The old photograph of my Mother is something I seldom look upon. When I do, I still doubt the sound exposure and fear the sun may snatch it away. I was barely fourteen when I took it, with some assistance, after pleading with the studio photographer who had just opened up his shop underneath our home. I borrowed his camera, and used one plate, and paid him a penny. A pittance for him, I knew, but it was all the money I had in the world.
The camera was new, but even so the exposure took four minutes. The little moustached photographer squinted at the sun through the window, and timed with his pocket watch. I remember him nod to me surely. My heart beat wildly as I twisted off the stiff metal lens cover. I could hardly believe that this funny little box could capture an image.

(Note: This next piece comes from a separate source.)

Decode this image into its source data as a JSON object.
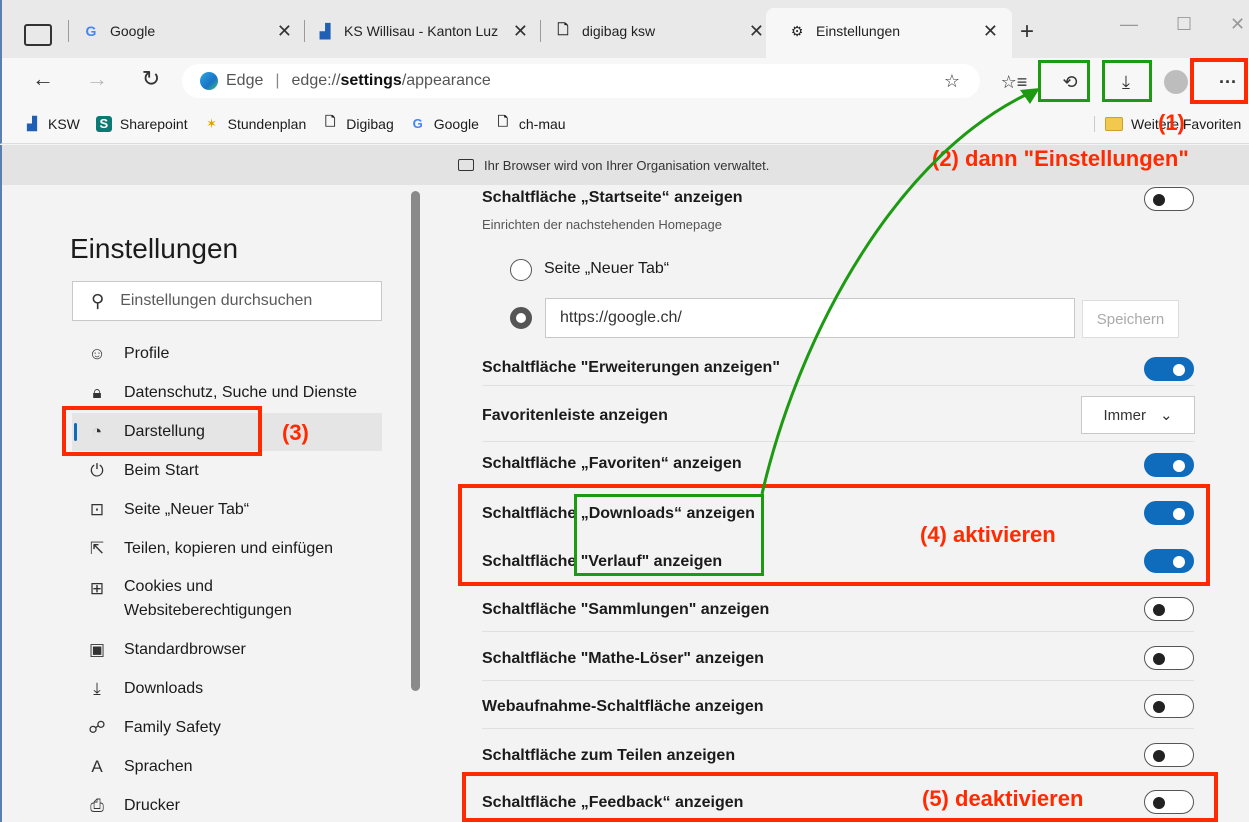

Waiting breathlessly, I still expected her to rise, to jump back to life. Even in death, with the grey pallor of her face and unnaturally posed limbs, she looked as always. Her hands lay twisted in her lap, as though plotting to grasp at my hair and beat me like a misbehaving school boy. Her severe grey dress, made from thick heavy wool and clasped at the throat, made her a dark and formidable form. She had always been an imposing woman, well-built and standing at nearly six feet tall. Brief sickness had not withered her.
I knew that never again would I be subject to her spontaneous and humiliating blows that stung for hours after the pain left my body. Yet even in death she looked undefeated, ruling her domain from the throne of her rocking chair.
Father wasn’t home. I knew he would be down the road, drinking at the tavern. I knew he was there mourning – in his own way. My father respected my Mother, though he never loved her. She never allowed herself to love him back. For all that, he had been a consistent and adequate provider, if rather stoic and distant – and with a penchant for gin. In some way, I felt some deep-seated pity for my Mother, in spite of her coldness.
I looked upon that grim tableau of death, and it seemed that something had changed in her. It unsettled me deeply, and I wondered if this was the case for all death. I didn’t have the nerve to ask the photographer as he packed away his things. I only realized what had changed after the plate was exposed, and lay in my trembling hands. The dim and ghostly likeness of my Mother, a week and a day after her funeral, had been brought back to life.
It was a look of peace, and of resignation. All the knots of motherhood and hard work and spite had softened. It was hard to imagine her limp arms being raised in anger. Her eyes, which stared past the confines of the blurry edges of the frame, seemed to look beyond our world. At times my eyes could trick me into seeing warmth in them. She almost looks like a Mother.
I slipped the photograph back into the deepest recess of my case.

Advertisements